If you’d like to transport yourself to where the action is, take a virtual tour of the International Space Station led by NASA astronaut Suni Williams.
Viewers can also participate in a virtual 3D tour of the International Space Station, where they can float through connecting modules and compartments such as space laboratories all through the perspective of a real astronaut.
Explore the unknown with the Next Stop: The Stratosphere virtual tour that takes viewers aboard NASA’s flying observatory, SOFIA, where they can investigate “stars, galaxies, black holes, and more while flying between 38,000-45,000 feet,” the NASA website explains.
Looking to get lost among the stars?

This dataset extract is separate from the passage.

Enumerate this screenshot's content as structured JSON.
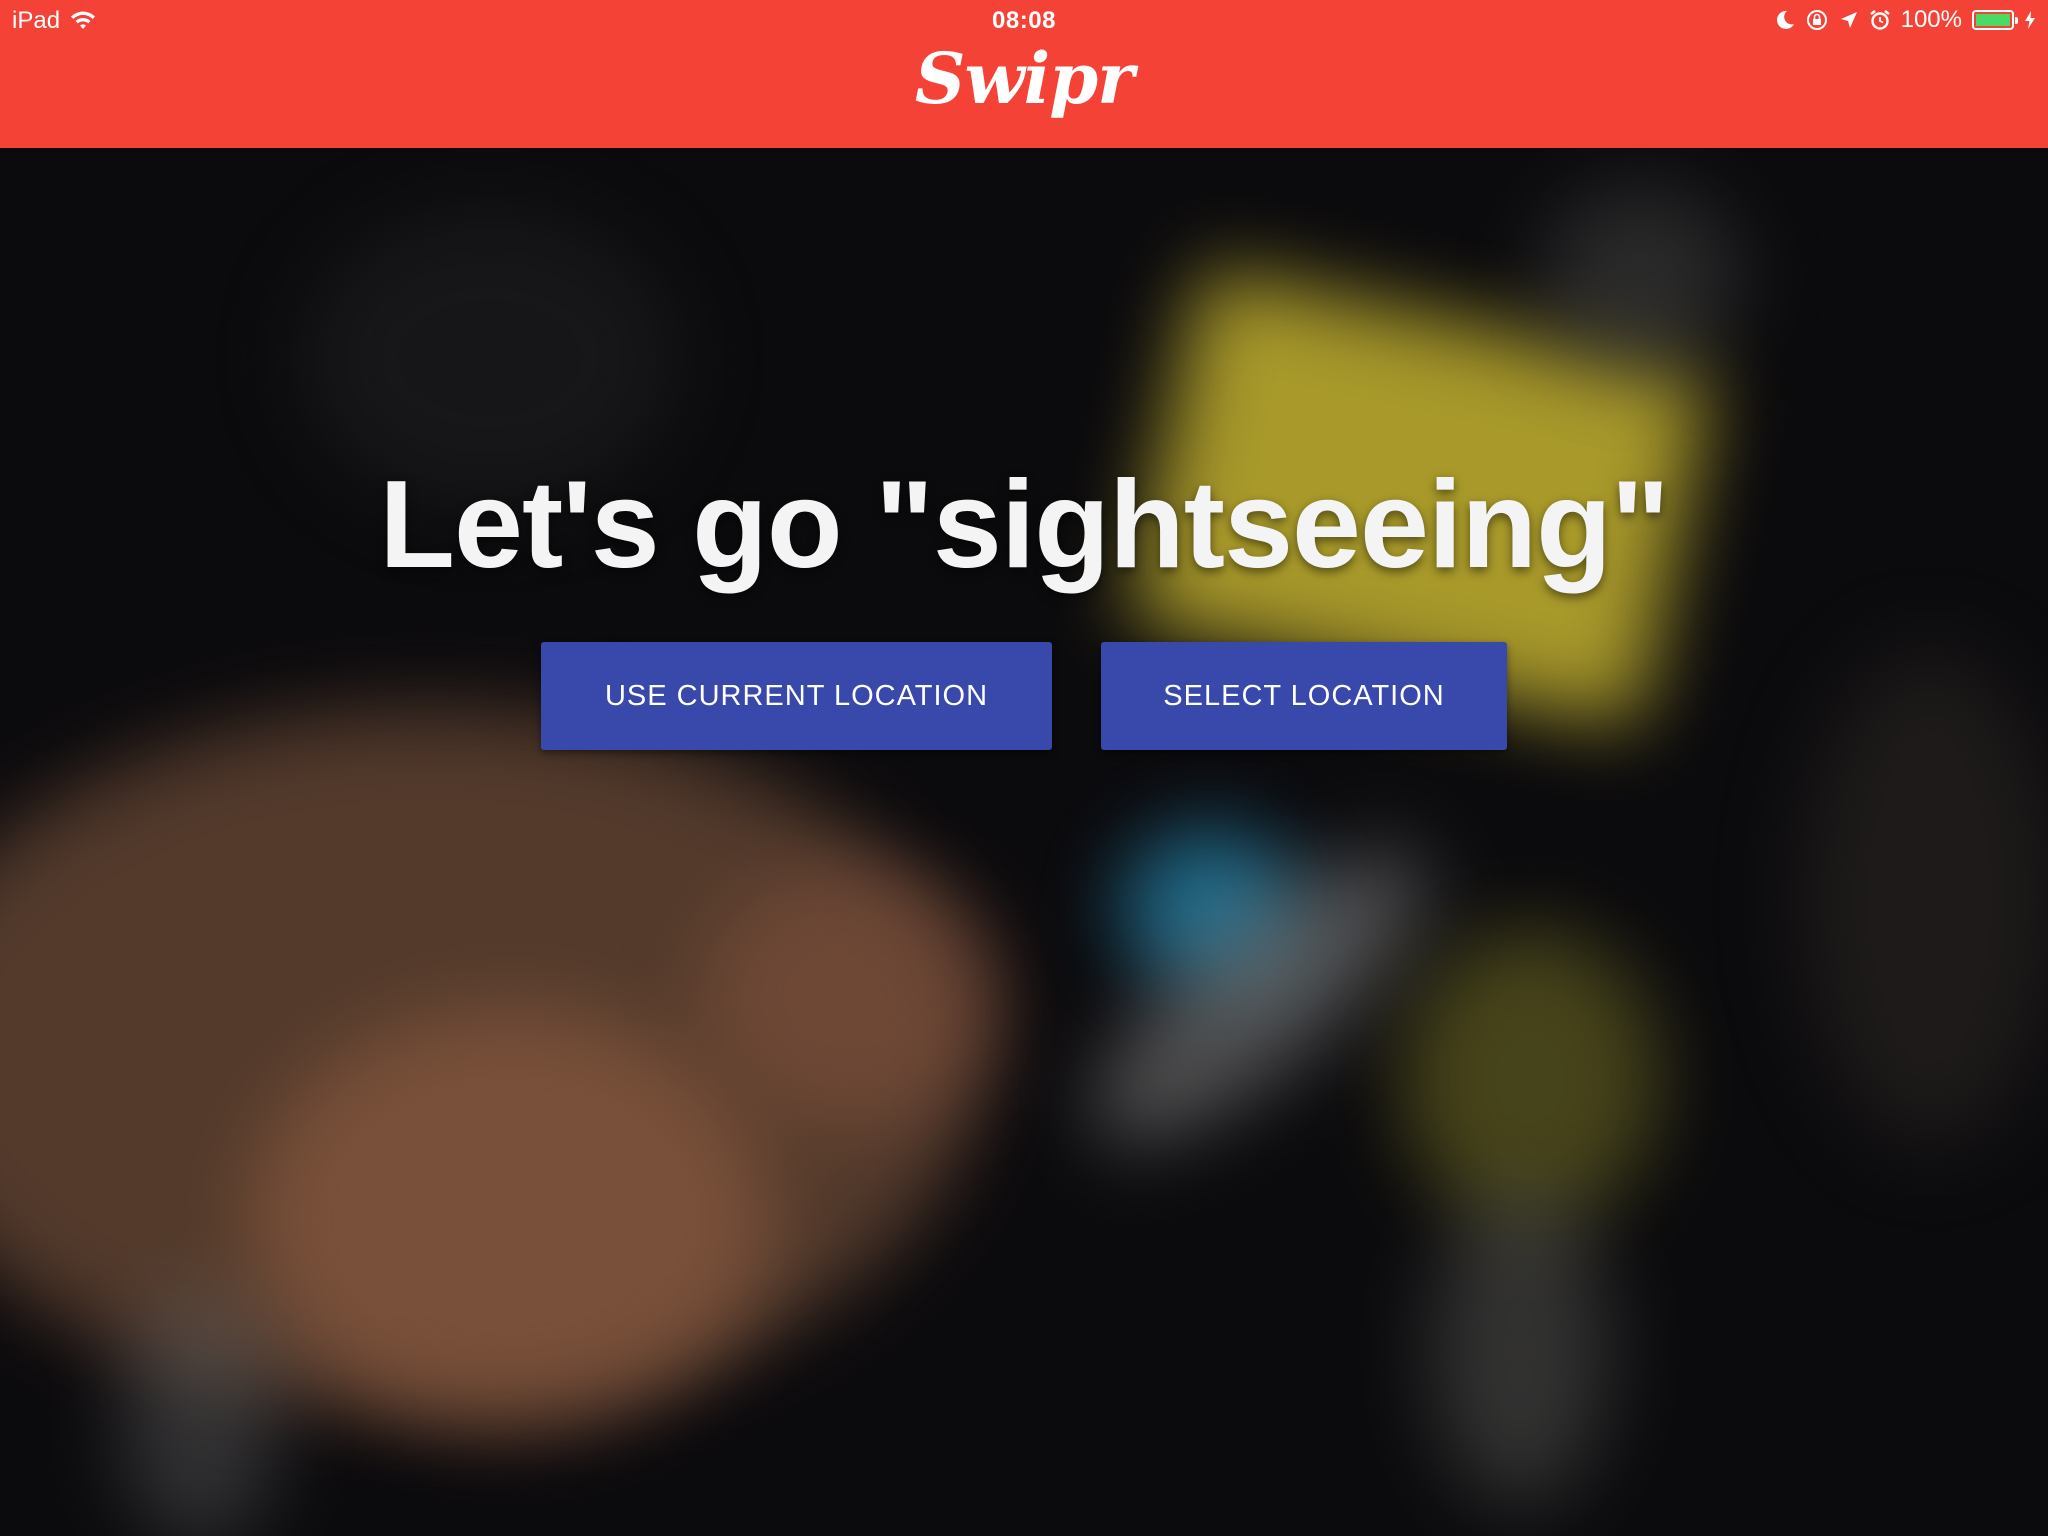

Try NASA’s Exoplanet Excursions, a guided virtual tour through the breathtaking TRAPPIST-1 star system, renowned for housing seven Earth-sized planets “orbiting a star that is only a little larger than Jupiter.”
The virtual tour also includes tours of the telescope itself where viewers can control the telescope for themselves.
These are only a few examples of the variety of virtual tours that NASA has to offer.
Other options include the Exoplanet Travel Bureau virtual tour, which provides 360-degree views of the surfaces of other planets, as well as virtual tours of NASA facilities, including the Glenn Research Center as well as the Langley Research Center.
A full list of the various virtual tours offered can be found on the NASA website.